If I had rated this during the first half of the bottle, I'd have given it a 7.5...however, that additional citrus push the second half had pushed it higher. 8/10

8 beers

Heading down towards the San Bernardino area, I bring to you Hanger 24's Betty.

betty ipa

Hanger 24 calls Redlands, California home. Located near San Bernardino (and 65 miles east of LA), they began back in 2008 after a pilot, and avid home-brewer, wanted to branch out in the craft beer world. And, so far, he's excelled.

Using locally grown ingredients, Hanger 24 offers a variety of seasonal/specialty brews to go along with their four mainstay beers. While you can only find them in Central and Southern California (plus the San Francisco Bay area), they continue to expand.

Named after the iconic girl that B-17 pilots covered their planes with during World War Two, Betty IPA is one of the four year-round brews Hanger 24 offers and is made with Centennial, Citra, Mosaic, and Simcoe hops (yum!). The 22-ounce bomber only cost me $5.99, so the price is certainly affordable too.

The hardest part of this review was letting this beer get to 48º, the ideal serving temperature according to Hanger 24's website. After what seemed like forever, I'll be honest, I just gave up and decided to open the beer...it was close enough. Also, for beer geeks, you're technically supposed to serve this in a tumbler glass...well I'm on vacation so this tulip glass I have will have to do!

Betty filled my glass with a light golden copper color and a massive buildup of head. Over two fingers of thick, sticky white foam bubbled up and almost poured over the edge...had it not been as sticky it might have. It laced my glass as is fizzed out, which it did surprisingly fast. Shortly after pouring it, there was just a thin line of bubbles left floating atop the brew.

The aroma was quite inviting. Loads of melon and tropical fruit filled my nose and had me licking my lips, waiting to get at this beer. Behind the juicy fruit there were some pale malts and that typical hoppiness that IPAs are known for.

On the first sip, the beer had a lighter, smoother body but made my tongue fizz with the solid amount of carbonation it contains.

But, as I was happy to see, the flavors followed suit with the aroma. There was a copious amount of grapefruit, mango, cantaloupe, and other melons up front that give this beer a slightly sticky quality from all the sweetness. After the fruit flavors had faded down a bit there was a strong piney note with some prominent nutty qualities from the malts that finished the taste.

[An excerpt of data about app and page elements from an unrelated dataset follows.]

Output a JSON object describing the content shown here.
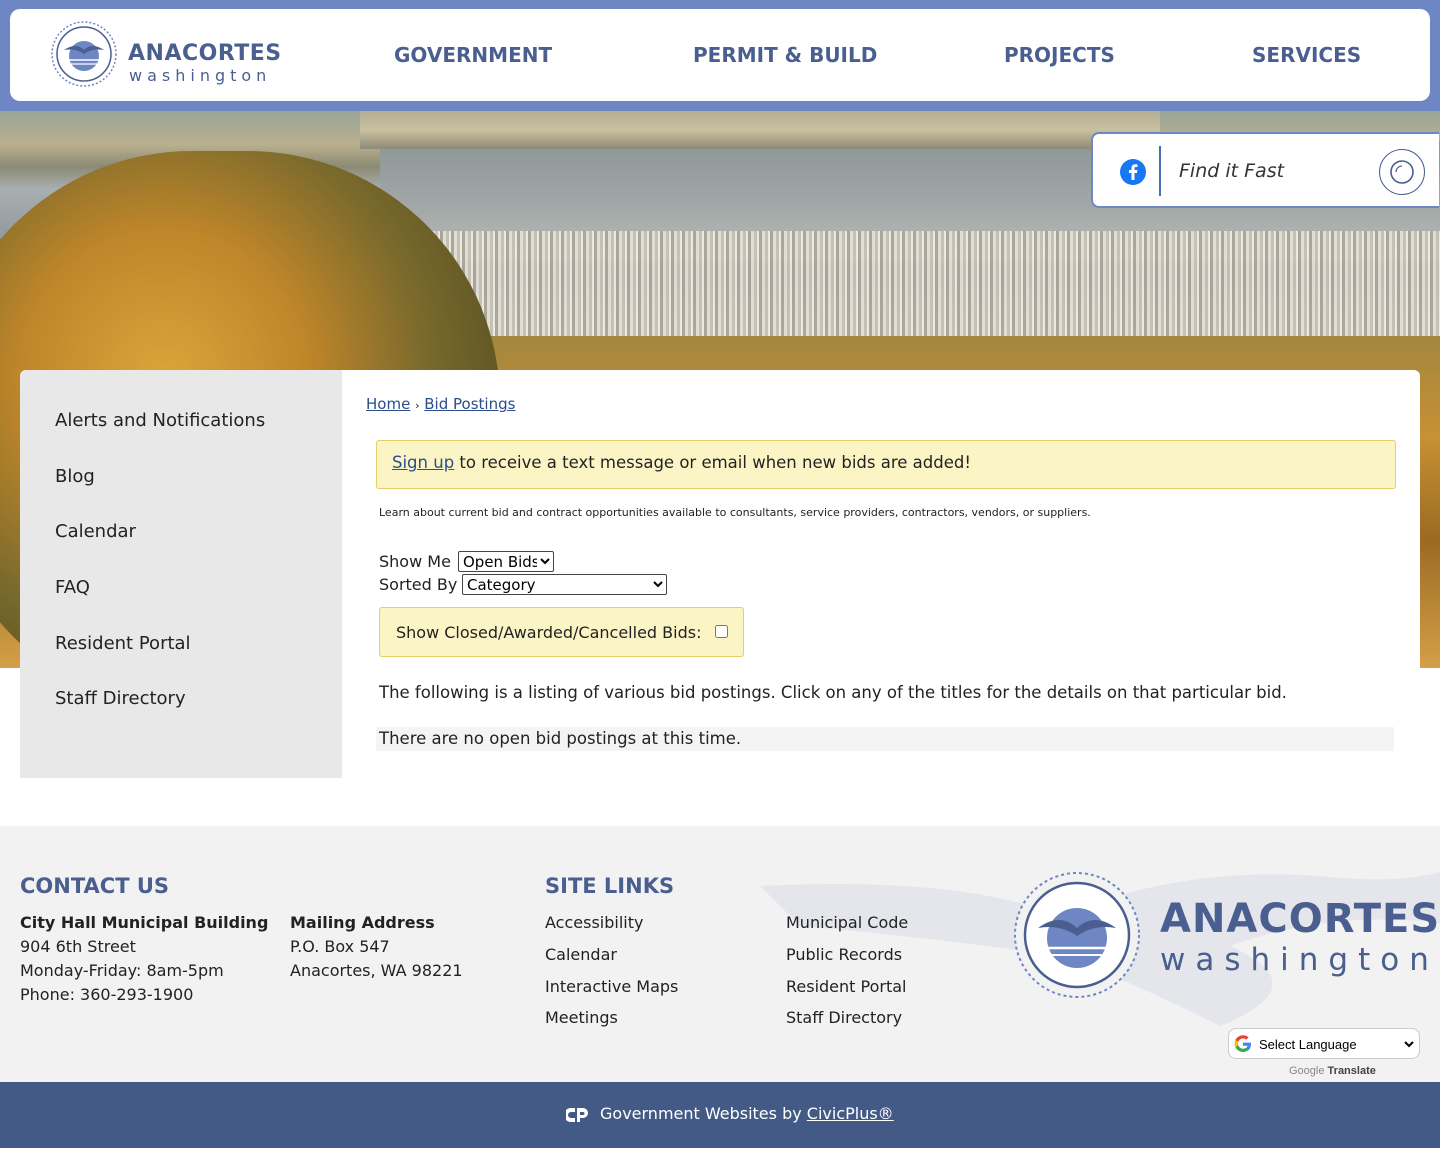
{
  "header": {
    "logo_title": "ANACORTES",
    "logo_sub": "washington",
    "nav": [
      "GOVERNMENT",
      "PERMIT & BUILD",
      "PROJECTS",
      "SERVICES"
    ]
  },
  "search": {
    "placeholder": "Find it Fast"
  },
  "sidebar": {
    "items": [
      "Alerts and Notifications",
      "Blog",
      "Calendar",
      "FAQ",
      "Resident Portal",
      "Staff Directory"
    ]
  },
  "breadcrumb": {
    "home": "Home",
    "sep": "›",
    "current": "Bid Postings"
  },
  "notice": {
    "link": "Sign up",
    "text": " to receive a text message or email when new bids are added!"
  },
  "description": "Learn about current bid and contract opportunities available to consultants, service providers, contractors, vendors, or suppliers.",
  "filters": {
    "show_label": "Show Me",
    "show_value": "Open Bids",
    "sort_label": "Sorted By",
    "sort_value": "Category",
    "closed_label": "Show Closed/Awarded/Cancelled Bids:"
  },
  "listing_text": "The following is a listing of various bid postings. Click on any of the titles for the details on that particular bid.",
  "no_postings": "There are no open bid postings at this time.",
  "footer": {
    "contact_heading": "CONTACT US",
    "city_hall": {
      "title": "City Hall Municipal Building",
      "street": "904 6th Street",
      "hours": "Monday-Friday: 8am-5pm",
      "phone": "Phone: 360-293-1900"
    },
    "mailing": {
      "title": "Mailing Address",
      "box": "P.O. Box 547",
      "city": "Anacortes, WA 98221"
    },
    "links_heading": "SITE LINKS",
    "links_col1": [
      "Accessibility",
      "Calendar",
      "Interactive Maps",
      "Meetings"
    ],
    "links_col2": [
      "Municipal Code",
      "Public Records",
      "Resident Portal",
      "Staff Directory"
    ],
    "logo_title": "ANACORTES",
    "logo_sub": "washington",
    "translate_label": "Select Language",
    "powered_google": "Google",
    "powered_translate": "Translate"
  },
  "bottom": {
    "text": "Government Websites by ",
    "link": "CivicPlus®"
  },
  "colors": {
    "brand": "#4a5f8f",
    "accent": "#6e86c4",
    "notice_bg": "#fbf5c6",
    "bar": "#435a86"
  }
}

I will say, there was no real aftertaste left by this beer, as the flavors seemed to fade almost as soon as the beer was swallowed.

However, Betty ends on the dry side of things. That dry ending, coupled with the sugary-sweet fruit juices, had smacking my lips for relief (and for more beer). The 6.5% ABV that she holds is hidden completely behind the tropical paradise hidden inside this bottle.

As the beer warmed, the flavors changed. Once it settled, the brew went from the sticky sweet fruit bomb it was originally to a grapefruit and pine explosion with a tad bit more bitterness.

There are 68 IBU in here but, until it warmed up a tad, you really couldn't tell it was that high on the scale. And, the sweetness and malt profile really cut into the hoppy bite that West Coast IPAs can have. And the abundant amount of head that originally topped the beer made sure to stick around, lacing my glass with a well-defined patchwork of bubbles all across my glass.

Overall, this was a really good IPA. Betty had great flavors and was smooth and quite easy to drink. The one drawback was the dryness she left you with. But if that's the only problem with a beer...that means you have a good brew in front of you. 8.5/10

8.5